cabal-head, this is because newer
GHC may require a bleeding edge
Cabal. If you have them already installed you can just
as long as the build is still around. These are unsupported builds, If you do feel like you’ve found
a genuine bug, when reporting them my package feed can tell you which
commit the build was made from.
In the future I will also be providing some of my own internal builds for wider testing before they get
AppVeyor Continuous Integration
AppVeyor comes with
Chocolatey pre-installed. Which means you can use the exact same commands
as above to set up a CI script for your project using
AppVeyor. For instance the Win32 library
I maintain uses the following
AppVeyor script for Windows testing:
clone_folder: "c:\\WORK" environment: global: CABOPTS: "--store-dir=C:\\SR --http-transport=plain-http" matrix: # 64 bit builds - GHCVER: "8.4.2" CHOCOPTS: - GHCVER: "8.2.2" CHOCOPTS: - GHCVER: "8.0.2" CHOCOPTS: - GHCVER: "18.104.22.168" CHOCOPTS: - GHCVER: "22.214.171.124" CHOCOPTS: # 32 bit builds - GHCVER: "8.4.2" CHOCOPTS: --forcex86 - GHCVER: "8.2.2" CHOCOPTS: --forcex86 - GHCVER: "8.0.2" CHOCOPTS: --forcex86 - GHCVER: "126.96.36.199" CHOCOPTS: --forcex86 - GHCVER: "188.8.131.52" CHOCOPTS: --forcex86 cache: - "C:\\SR" install: - "choco install -y ghc --version %GHCVER% %CHOCOPTS%" - "choco install -y cabal %CHOCOPTS%" - "refreshenv" - "set PATH=C:\\ghc\\ghc-%GHCVER%:C:\\msys64\\mingw64\\bin;C:\\msys64\\usr\\bin;%PATH%" - "cabal --version" - "ghc --version" - "cabal %CABOPTS% update -v" build: off test_script: - IF EXIST configure.ac bash -c "autoreconf -i" - "echo packages:. > cabal.project" - "cabal %CABOPTS% new-build -j1 all"
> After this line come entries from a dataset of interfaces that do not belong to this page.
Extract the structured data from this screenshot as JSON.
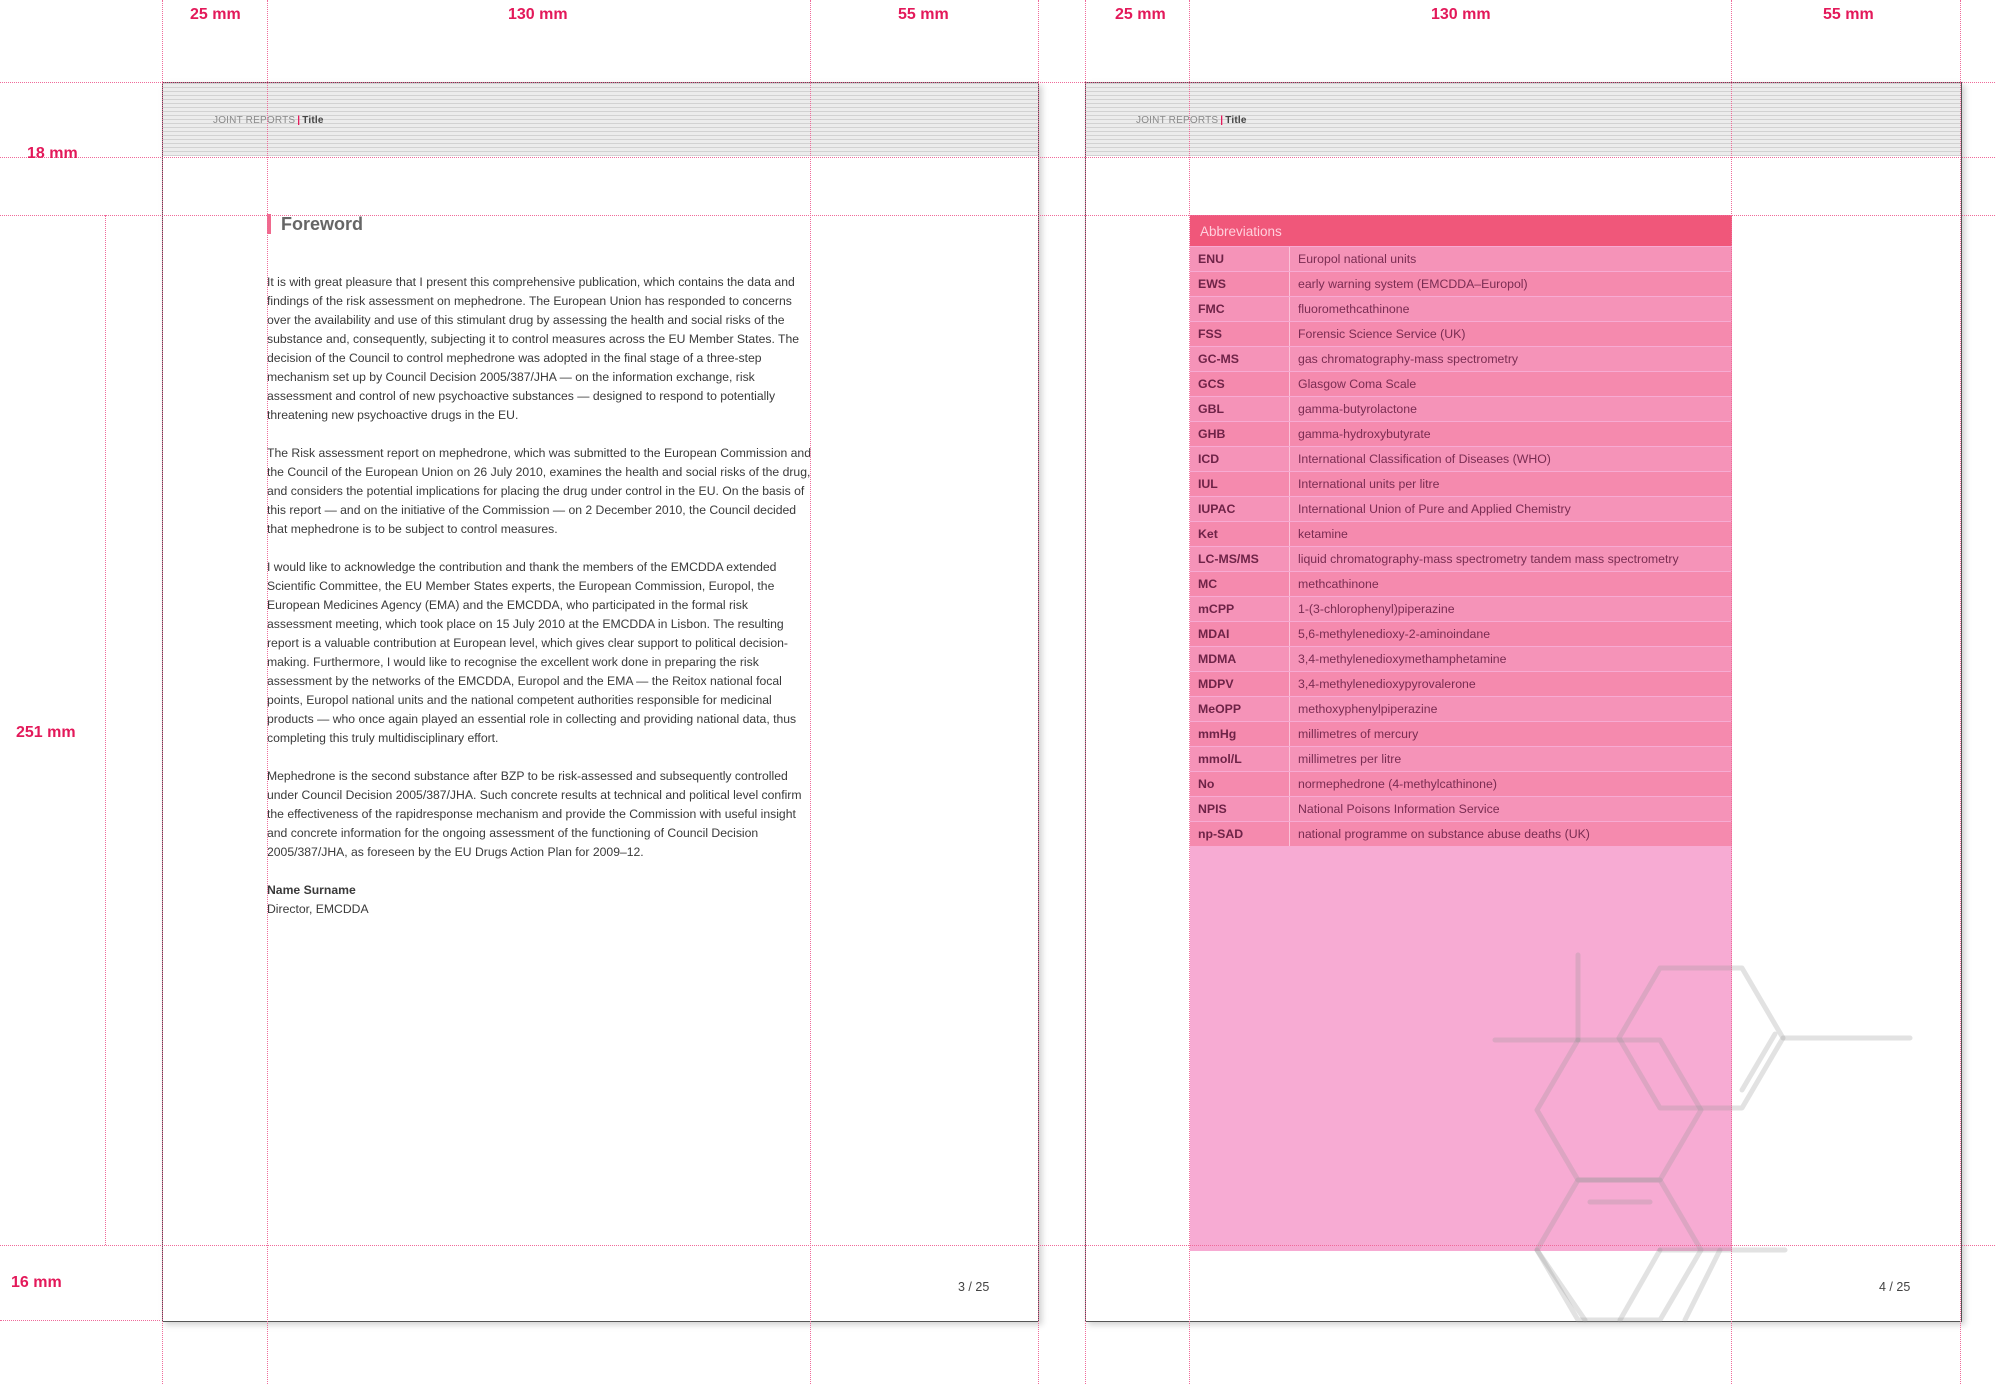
{
  "guides": {
    "top_labels": [
      "25 mm",
      "130 mm",
      "55 mm",
      "25 mm",
      "130 mm",
      "55 mm"
    ],
    "side_labels": [
      "18 mm",
      "251 mm",
      "16 mm"
    ]
  },
  "left_page": {
    "running_head": {
      "section": "JOINT REPORTS",
      "title": "Title"
    },
    "heading": "Foreword",
    "paragraphs": [
      "It is with great pleasure that I present this comprehensive publication, which contains the data and findings of the risk assessment on mephedrone. The European Union has responded to concerns over the availability and use of this stimulant drug by assessing the health and social risks of the substance and, consequently, subjecting it to control measures across the EU Member States. The decision of the Council to control mephedrone was adopted in the final stage of a three-step mechanism set up by Council Decision 2005/387/JHA — on the information exchange, risk assessment and control of new psychoactive substances — designed to respond to potentially threatening new psychoactive drugs in the EU.",
      "The Risk assessment report on mephedrone, which was submitted to the European Commission and the Council of the European Union on 26 July 2010, examines the health and social risks of the drug, and considers the potential implications for placing the drug under control in the EU. On the basis of this report — and on the initiative of the Commission — on 2 December 2010, the Council decided that mephedrone is to be subject to control measures.",
      "I would like to acknowledge the contribution and thank the members of the EMCDDA extended Scientific Committee, the EU Member States experts, the European Commission, Europol, the European Medicines Agency (EMA) and the EMCDDA, who participated in the formal risk assessment meeting, which took place on 15 July 2010 at the EMCDDA in Lisbon. The resulting report is a valuable contribution at European level, which gives clear support to political decision-making. Furthermore, I would like to recognise the excellent work done in preparing the risk assessment by the networks of the EMCDDA, Europol and the EMA — the Reitox national focal points, Europol national units and the national competent authorities responsible for medicinal products — who once again played an essential role in collecting and providing national data, thus completing this truly multidisciplinary effort.",
      "Mephedrone is the second substance after BZP to be risk-assessed and subsequently controlled under Council Decision 2005/387/JHA. Such concrete results at technical and political level confirm the effectiveness of the rapidresponse mechanism and provide the Commission with useful insight and concrete information for the ongoing assessment of the functioning of Council Decision 2005/387/JHA, as foreseen by the EU Drugs Action Plan for 2009–12."
    ],
    "signature": {
      "name": "Name Surname",
      "role": "Director, EMCDDA"
    },
    "page_number": "3 / 25"
  },
  "right_page": {
    "running_head": {
      "section": "JOINT REPORTS",
      "title": "Title"
    },
    "abbreviations": {
      "title": "Abbreviations",
      "rows": [
        {
          "code": "ENU",
          "desc": "Europol national units"
        },
        {
          "code": "EWS",
          "desc": "early warning system (EMCDDA–Europol)"
        },
        {
          "code": "FMC",
          "desc": "fluoromethcathinone"
        },
        {
          "code": "FSS",
          "desc": "Forensic Science Service (UK)"
        },
        {
          "code": "GC-MS",
          "desc": "gas chromatography-mass spectrometry"
        },
        {
          "code": "GCS",
          "desc": "Glasgow Coma Scale"
        },
        {
          "code": "GBL",
          "desc": "gamma-butyrolactone"
        },
        {
          "code": "GHB",
          "desc": "gamma-hydroxybutyrate"
        },
        {
          "code": "ICD",
          "desc": "International Classification of Diseases (WHO)"
        },
        {
          "code": "IUL",
          "desc": "International units per litre"
        },
        {
          "code": "IUPAC",
          "desc": "International Union of Pure and Applied Chemistry"
        },
        {
          "code": "Ket",
          "desc": "ketamine"
        },
        {
          "code": "LC-MS/MS",
          "desc": "liquid chromatography-mass spectrometry tandem mass spectrometry"
        },
        {
          "code": "MC",
          "desc": "methcathinone"
        },
        {
          "code": "mCPP",
          "desc": "1-(3-chlorophenyl)piperazine"
        },
        {
          "code": "MDAI",
          "desc": "5,6-methylenedioxy-2-aminoindane"
        },
        {
          "code": "MDMA",
          "desc": "3,4-methylenedioxymethamphetamine"
        },
        {
          "code": "MDPV",
          "desc": "3,4-methylenedioxypyrovalerone"
        },
        {
          "code": "MeOPP",
          "desc": "methoxyphenylpiperazine"
        },
        {
          "code": "mmHg",
          "desc": "millimetres of mercury"
        },
        {
          "code": "mmol/L",
          "desc": "millimetres per litre"
        },
        {
          "code": "No",
          "desc": "normephedrone (4-methylcathinone)"
        },
        {
          "code": "NPIS",
          "desc": "National Poisons Information Service"
        },
        {
          "code": "np-SAD",
          "desc": "national programme on substance abuse deaths (UK)"
        }
      ]
    },
    "page_number": "4 / 25"
  }
}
This tests both
x86 versions of the last 5
GHC against any pull requests to
To point out some important bits:
global: CABOPTS: "--store-dir=C:\\SR --http-transport=plain-http"
--store-dir flag is used to shorten the path of the
new-build nix style package store folder so
it doesn’t hit
MAX_PATH as easily. (NOTE:
GHC 8.6 and newer no longer have this limitation for
end user programs. So in the future once
cabal is compiled with
GHC 8.6 this won’t be needed, but for
backwards compatibility should still be used for now.)
http-transport is unimportant, it can be omitted but I prefer to not have it use
just because it’s an emulated binary and will be slower than the plain
cache: - "C:\\SR"
This caches the
nix style package cache so that dependencies don’t get built over and over again. This can
save a significant amount of time when building your project.
AppVeyor has an hour build limit.
- IF EXIST configure.ac bash -c "autoreconf -i"
This allows packages like
network to be used from the repo where there is no final
configure script yet.
- "choco install -y ghc --version %GHCVER% %CHOCOPTS%" - "choco install -y cabal %CHOCOPTS%"
This command installs the compiler and the latest
cabal-install which is backward compatible with older
cabal install is for older packages which didn’t have a dependency on
cabal. For newer
would be a no-op. The
Chocolatey suppress the script execution question with a default answer of
- "refreshenv" - "set PATH=C:\\ghc\\ghc-%GHCVER%:C:\\msys64\\mingw64\\bin;C:\\msys64\\usr\\bin;%PATH%"
As before we reload the
environment variables, which unfortunately also clears the custom ones
To restore the ones we need we modify the
PATH to contain
msys2 and where we expect older
GHCs to have been installed.
NOTE: If you actually intend to use
pacman packages, please set the appropriate
mingw for the architecture you intend
to use. The above examples all set the
64 bit paths.
If you want to report a bug against the packaging (the chocolatey packages and not the binaries themselves) please do so on my GitHub project for the packages. Cabal and GHC.
I do plan on adding a
Haskell Platform package in the near future. Happy hacking.